In addition to my Dartmouth supplement, I utilize Powell’s definition of Critical Regionalism to define place in Project 1 where I use Chance The Rapper’s song “Everybody’s Something” to analyze the current state of Chicago. In order to emphasize one of his key ideas in his essay about Critical Regionalism, Powell uses the “Murderous Mary” story that originated in his hometown and evolved into a folklore-type tale; moreover the purpose behind telling the story in his essay is that there are multiple ways to define place which can including specific stories that originate in a specific region. Powell’s definition of critical regionalism is that the culmination of personal narratives and stories about Chicago contribute heavily to the definition of a place; moreover, he believes that a place should be definition of a place should remain an ongoing debate and remain in flux. In my essay about Critical Regionalism, I was able to apply his definition to the music video of Chance The Rapper’s “Everybody’s Something” and explain how his video displays his personal narrative about life in Chicago and how he argues that the culture of the city should change for the better and remain in flux. Prior to this class, I would have not been able to analyze culture in this regard.
In Project 2, I analyze both the United States as a region and Newark as a smaller region within a large region through the concept of localism; however, Powell’s definition of critical regionalism can be applied to this essay as well. The argument I generated in Project 2 involved the local protests that occurred between 2011 to the present concerning the prominence of charter schools and the privatization of the Newark public school system. Although the majority of my argument focuses on the possibility for the protests to increase their spaces of influence and political scale, the argument also serves as a testament to the Powell’s argument as it applies to the United States. Analyzing America as a whole serves as a strong example of the Critical Regionalism outlined by Powell. Although the country is divided into states, America remains a melting pot in of various people and cultures from around the globe. As time progresses, America adapts various traits of different cultures and attempts to make those traits uniquely American. However, the disparities between the regions involving other factors like socio-economic issues contribute to the cultural divide in some cases. Although they cause social divide in some cases, they may cause unity in others. For example, I discuss the local protest involving Newark Public schools in Project 2. I state that the reason the rise of charter schools does not benefit the children within the city is because charter schools use a lottery system to accept students; moreover, the lottery system may not place a student in the school that serves their needs which leaves failing public schools as the only option for low-income families. Although richer neighboring cities may not display similar issues, major cities across the country show similar problems with their public school systems. This contributes to Powell’s argument about Critical Regionalism, culture goes beyond the superficial and geographic boundaries of a region; moreover, culturally defined regions do not need to have uniquely distinct traits, different regions can share traits. Powell believes that the traits that individual places contribute heavily to the definition of place.

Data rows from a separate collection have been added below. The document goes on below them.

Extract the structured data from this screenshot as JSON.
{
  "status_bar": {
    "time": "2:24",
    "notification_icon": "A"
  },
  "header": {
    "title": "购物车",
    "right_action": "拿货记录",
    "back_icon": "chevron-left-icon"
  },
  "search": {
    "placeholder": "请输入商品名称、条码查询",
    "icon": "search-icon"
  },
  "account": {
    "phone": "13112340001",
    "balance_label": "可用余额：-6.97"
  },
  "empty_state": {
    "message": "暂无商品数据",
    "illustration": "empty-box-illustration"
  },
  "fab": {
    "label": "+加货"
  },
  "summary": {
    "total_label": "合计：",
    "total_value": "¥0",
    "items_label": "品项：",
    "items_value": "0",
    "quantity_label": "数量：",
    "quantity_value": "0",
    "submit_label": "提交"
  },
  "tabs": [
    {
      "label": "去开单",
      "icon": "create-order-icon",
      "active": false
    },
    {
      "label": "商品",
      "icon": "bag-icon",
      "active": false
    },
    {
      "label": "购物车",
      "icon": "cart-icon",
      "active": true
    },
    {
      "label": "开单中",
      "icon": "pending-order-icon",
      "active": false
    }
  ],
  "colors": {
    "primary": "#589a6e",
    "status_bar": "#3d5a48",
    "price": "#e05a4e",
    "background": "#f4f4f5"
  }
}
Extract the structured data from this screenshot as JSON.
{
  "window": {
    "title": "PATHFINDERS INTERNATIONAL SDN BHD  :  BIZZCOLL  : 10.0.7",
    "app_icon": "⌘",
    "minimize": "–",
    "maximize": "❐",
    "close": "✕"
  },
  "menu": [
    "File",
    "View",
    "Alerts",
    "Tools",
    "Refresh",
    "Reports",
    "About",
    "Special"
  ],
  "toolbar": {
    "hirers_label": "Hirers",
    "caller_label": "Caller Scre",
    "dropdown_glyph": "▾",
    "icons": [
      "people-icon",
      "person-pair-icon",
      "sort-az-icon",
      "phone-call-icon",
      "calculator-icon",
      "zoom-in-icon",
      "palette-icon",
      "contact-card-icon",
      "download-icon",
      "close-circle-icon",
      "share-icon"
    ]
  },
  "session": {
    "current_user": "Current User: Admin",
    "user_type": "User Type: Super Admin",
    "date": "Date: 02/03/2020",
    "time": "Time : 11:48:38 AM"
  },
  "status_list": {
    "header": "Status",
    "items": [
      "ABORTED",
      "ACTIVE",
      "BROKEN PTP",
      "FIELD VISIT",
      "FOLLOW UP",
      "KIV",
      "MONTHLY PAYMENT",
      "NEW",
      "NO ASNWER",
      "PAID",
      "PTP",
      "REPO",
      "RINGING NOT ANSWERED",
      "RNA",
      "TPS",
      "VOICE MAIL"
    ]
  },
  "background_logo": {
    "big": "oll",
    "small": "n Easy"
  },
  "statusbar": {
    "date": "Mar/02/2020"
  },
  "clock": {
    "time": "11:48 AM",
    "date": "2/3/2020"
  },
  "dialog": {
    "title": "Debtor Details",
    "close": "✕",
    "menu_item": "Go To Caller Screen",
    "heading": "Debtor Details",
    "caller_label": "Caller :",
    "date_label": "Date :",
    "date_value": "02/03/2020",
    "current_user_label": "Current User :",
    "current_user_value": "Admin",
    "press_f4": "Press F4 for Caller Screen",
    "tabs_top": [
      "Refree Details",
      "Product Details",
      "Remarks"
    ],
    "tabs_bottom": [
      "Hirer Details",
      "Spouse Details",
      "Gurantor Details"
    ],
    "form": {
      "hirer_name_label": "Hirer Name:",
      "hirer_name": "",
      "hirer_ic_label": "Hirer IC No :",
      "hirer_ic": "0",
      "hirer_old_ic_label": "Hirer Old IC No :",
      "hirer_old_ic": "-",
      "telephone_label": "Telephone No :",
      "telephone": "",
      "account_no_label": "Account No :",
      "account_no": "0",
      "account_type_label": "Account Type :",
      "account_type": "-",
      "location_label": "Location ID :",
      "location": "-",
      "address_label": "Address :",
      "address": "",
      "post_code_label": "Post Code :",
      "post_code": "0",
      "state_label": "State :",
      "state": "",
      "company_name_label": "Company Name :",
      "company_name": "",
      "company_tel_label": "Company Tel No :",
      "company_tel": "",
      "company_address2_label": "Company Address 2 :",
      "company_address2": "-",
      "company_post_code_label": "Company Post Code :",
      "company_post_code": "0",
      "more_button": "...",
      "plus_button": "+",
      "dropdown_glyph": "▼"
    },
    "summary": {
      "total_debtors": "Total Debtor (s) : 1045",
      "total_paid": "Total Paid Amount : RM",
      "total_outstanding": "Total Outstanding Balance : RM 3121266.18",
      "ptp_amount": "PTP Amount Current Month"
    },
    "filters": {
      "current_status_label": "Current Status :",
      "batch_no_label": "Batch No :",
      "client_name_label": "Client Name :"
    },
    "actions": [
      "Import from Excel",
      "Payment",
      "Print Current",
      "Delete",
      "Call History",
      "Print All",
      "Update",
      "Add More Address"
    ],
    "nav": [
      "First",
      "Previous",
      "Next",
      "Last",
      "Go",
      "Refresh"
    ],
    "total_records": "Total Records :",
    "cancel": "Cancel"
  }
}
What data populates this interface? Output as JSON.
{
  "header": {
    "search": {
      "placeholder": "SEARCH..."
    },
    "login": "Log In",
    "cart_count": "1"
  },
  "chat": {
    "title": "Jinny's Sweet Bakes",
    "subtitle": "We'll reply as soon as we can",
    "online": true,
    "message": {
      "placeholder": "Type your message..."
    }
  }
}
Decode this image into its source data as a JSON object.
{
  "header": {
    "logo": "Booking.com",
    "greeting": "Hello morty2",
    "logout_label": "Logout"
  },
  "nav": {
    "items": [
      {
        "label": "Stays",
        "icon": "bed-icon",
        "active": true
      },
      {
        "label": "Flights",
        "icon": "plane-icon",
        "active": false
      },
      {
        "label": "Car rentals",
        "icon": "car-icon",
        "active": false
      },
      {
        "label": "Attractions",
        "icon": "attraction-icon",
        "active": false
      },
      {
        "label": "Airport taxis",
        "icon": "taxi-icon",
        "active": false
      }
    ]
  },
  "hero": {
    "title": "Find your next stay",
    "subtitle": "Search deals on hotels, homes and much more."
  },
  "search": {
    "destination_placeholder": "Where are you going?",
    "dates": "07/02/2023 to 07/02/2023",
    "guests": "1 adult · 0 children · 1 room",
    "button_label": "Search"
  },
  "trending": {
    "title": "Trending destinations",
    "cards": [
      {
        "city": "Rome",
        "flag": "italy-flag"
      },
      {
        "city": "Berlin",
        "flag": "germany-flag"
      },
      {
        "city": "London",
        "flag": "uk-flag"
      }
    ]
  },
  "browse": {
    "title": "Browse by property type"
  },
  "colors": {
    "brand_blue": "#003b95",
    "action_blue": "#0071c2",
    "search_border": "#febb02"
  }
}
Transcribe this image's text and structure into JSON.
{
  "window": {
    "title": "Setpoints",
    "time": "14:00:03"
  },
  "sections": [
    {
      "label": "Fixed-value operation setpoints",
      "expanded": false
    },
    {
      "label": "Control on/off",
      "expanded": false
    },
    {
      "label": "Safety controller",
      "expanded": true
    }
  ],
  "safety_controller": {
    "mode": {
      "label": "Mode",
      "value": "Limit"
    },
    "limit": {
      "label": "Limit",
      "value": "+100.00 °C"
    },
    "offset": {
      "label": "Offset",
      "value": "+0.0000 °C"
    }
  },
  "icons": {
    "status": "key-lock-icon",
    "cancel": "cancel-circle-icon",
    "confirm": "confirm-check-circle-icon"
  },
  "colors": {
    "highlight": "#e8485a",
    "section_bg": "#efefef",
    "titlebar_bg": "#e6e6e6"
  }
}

Overall, the term critical regionalism especially Powell’s interpretation of the term allowed me to view and interpret culture of place in a unique way.